April pub and restaurant sales down 60% against 2019 

On a like-for-like basis, with the majority of sites still closed, groups also saw a 26% drop in sales in April 2021 against April 2019

Managed pub and restaurant groups recorded a 60%% drop in total sales in April compared to the same month in 2019, according to the latest edition of the Coffer CGA Business Tracker. 

Restaurants performed marginally better than pubs, with declines of 51% and 67% respectively, due to strong delivery and takeaway sales. 

On a like-for-like basis, with the majority of sites still closed, groups also saw a 26% drop in sales in April 2021 against April 2019. The figure covers three full weeks of outside-only service in England as well as briefer trading in Scotland and Wales, and represents a “solid return” to trading for the sector. 

According to the CGA, operators enjoyed the benefit of generally good weather and strong consumer confidence in the first fortnight of trading, though low temperatures and rain dampened sales towards the end of the month. 

During this period, the tracker shows pubs have outperformed restaurants since reopening, thanks in part to greater availability of outside space. Pubs’ April sales were 21% down on April 2019, compared to a 30% drop for restaurants. Bars were the weakest segment, with like-for-like sales down 39%.  

Karl Chessell, business unit director – hospitality operators and food, EMEA at CGA, said: “Managed groups made the best they could of trading opportunities in April, amid some tough restrictions and the vagaries of the British spring weather.

“They have been very resourceful in their use of limited space, and for pubs in particular it has been a good springboard for a fuller reopening from 17 May. But the drop in sales of more than half versus the 2019 pre-pandemic benchmark is a reminder of just how hard the industry has been hit by lockdowns and restrictions.”

He added: “While consumers are eager to get back to hospitality, it is clearly going to be a long and uneven road to recovery, and the sector will need sustained support from government if it is to help reignite the UK economy over the rest of 2021.”

Mark Sheehan, managing director, Coffer Corporate Leisure, said: “These like-for-likes are testimony to the creativity of hospitality. The imagination to create outside areas has been inspiring and plays to the strengths of the sector. 

“The support of consumers across the country shows appreciation of the sector generally and operators individually. Undoubtedly there has been pent up demand and it will take some time for businesses to understand where trade levels really are.” 

Paul Newman, head of leisure and hospitality, RSM, added: “Operators will be greatly encouraged by the response they have had to the reopening of their outdoor spaces and will now be turning their attention to welcoming back customers indoors from Monday.

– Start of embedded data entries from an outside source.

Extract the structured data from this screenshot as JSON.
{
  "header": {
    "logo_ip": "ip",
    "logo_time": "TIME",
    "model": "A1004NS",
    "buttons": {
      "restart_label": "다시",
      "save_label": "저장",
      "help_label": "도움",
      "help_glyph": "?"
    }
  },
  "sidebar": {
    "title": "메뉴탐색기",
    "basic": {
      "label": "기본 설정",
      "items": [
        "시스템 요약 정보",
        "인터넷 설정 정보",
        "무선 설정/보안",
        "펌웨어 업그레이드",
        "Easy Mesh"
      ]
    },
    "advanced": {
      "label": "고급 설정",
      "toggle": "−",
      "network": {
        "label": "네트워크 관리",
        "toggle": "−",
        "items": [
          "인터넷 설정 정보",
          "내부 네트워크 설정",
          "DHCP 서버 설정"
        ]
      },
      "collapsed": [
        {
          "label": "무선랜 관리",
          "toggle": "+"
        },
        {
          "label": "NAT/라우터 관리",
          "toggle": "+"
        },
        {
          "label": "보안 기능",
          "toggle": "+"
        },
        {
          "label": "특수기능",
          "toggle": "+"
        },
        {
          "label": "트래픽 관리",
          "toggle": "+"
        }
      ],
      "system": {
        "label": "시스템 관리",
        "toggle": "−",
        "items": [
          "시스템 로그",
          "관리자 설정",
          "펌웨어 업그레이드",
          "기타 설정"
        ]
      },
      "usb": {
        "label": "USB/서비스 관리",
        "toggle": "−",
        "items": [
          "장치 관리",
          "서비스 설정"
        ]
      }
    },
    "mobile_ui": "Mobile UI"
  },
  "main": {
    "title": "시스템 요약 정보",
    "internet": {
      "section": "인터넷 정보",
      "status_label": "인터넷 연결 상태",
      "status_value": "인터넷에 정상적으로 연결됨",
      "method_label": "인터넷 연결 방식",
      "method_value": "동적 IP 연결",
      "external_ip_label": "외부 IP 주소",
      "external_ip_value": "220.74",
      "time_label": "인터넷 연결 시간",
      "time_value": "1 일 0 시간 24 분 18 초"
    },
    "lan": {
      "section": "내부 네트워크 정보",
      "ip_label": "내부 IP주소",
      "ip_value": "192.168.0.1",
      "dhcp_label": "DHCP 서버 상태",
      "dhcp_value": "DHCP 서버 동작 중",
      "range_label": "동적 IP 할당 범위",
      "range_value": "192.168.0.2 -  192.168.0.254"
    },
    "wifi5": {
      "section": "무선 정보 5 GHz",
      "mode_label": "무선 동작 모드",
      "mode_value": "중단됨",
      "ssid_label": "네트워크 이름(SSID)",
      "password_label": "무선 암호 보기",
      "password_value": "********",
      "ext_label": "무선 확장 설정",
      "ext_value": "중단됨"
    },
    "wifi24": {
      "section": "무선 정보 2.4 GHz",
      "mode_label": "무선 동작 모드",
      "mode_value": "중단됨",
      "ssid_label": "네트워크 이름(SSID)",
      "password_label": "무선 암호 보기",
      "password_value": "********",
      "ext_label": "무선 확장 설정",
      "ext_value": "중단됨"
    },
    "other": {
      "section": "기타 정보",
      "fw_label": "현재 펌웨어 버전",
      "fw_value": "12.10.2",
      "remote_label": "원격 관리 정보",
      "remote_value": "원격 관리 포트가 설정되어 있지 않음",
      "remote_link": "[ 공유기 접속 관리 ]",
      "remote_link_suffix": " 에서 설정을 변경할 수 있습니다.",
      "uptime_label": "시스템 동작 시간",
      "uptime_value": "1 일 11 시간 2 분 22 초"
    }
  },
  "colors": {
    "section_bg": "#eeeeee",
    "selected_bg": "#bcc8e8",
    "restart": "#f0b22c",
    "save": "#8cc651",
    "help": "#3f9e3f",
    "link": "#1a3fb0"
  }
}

Many businesses remain in a financially precarious position and are unlikely to be back in profit before 21 June when all Covid-19 related restrictions are finally lifted. 

Back to top button